New Law Lends Protection to Homeowners

Strong measures prevent predatory mortgage lending tactics

A new law recently went into effect that will protect New York homeowners from unscrupulous mortgage lenders who target borrowers with a high likelihood of default, and seek easy gains from foreclosures (Ch. 626 of 2002).

The anti-predatory lending law will put an end to the swindling of unsuspecting homeowners, who may be taken in by the fast talk of salespeople pushing loans.

Protecting hard-pressed consumers

Many victims of these predatory lending techniques have been elderly or from low-income households. Ineligible for prime-rate mortgages, they are bilked into accepting loans with excessive interest rates, or which are too large to be affordable. For this reason, the law was one of AARP’s top priorities since its introduction in the Assembly.

Seniors on fixed incomes are particularly susceptible to predatory lending schemes because they often have substantial equity in their homes, but may need access to cash to pay for home repair or health care bills.

The law helps prevent predatory lending by limiting interest hikes, banning loans deemed excessive compared to the income of the borrower, and requiring lenders to supply a list of credit counselors and a cautionary notice to borrowers.

Helping homeowners keep hard-earned savings

AARP called this law, which I sponsored, one of the strongest in the nation. Many New Yorkers work their whole lives hoping to retire in a house they can call their own. This law will ensure all that work wasn’t in vain.

For others, of lesser means or plagued by credit troubles, this law will prevent scheming lenders from exploiting their predicament, and save their homes from unnecessary foreclosure. Home ownership is a right for those who have earned it – and we can’t allow the theft of this right by the unscrupulous.

I am dedicated to protecting New York’s working families – especially in their homes.

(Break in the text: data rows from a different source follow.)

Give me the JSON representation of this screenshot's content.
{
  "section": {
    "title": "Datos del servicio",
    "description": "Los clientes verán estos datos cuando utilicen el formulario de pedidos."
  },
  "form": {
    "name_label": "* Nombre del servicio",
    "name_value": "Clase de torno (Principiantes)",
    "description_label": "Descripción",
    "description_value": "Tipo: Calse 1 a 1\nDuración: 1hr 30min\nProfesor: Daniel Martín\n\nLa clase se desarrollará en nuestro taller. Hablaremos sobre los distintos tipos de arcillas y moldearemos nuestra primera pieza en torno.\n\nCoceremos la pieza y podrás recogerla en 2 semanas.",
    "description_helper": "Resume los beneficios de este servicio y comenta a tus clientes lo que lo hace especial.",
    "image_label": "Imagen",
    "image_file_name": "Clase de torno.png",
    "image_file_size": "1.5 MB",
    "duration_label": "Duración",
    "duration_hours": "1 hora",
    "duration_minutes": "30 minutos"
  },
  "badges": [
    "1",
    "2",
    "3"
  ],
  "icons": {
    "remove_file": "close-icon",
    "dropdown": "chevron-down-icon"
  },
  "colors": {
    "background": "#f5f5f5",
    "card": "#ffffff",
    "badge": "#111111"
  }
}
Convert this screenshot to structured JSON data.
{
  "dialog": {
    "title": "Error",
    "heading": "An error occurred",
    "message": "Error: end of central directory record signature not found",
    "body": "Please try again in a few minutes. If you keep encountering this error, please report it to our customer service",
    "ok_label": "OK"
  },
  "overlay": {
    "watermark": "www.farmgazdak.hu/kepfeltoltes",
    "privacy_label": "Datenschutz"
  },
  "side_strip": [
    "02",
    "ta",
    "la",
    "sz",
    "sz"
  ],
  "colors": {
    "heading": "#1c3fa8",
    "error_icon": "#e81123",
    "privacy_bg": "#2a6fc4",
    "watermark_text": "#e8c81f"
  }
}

This law marks a victory for fairness and the right of our families to keep what they’ve worked for.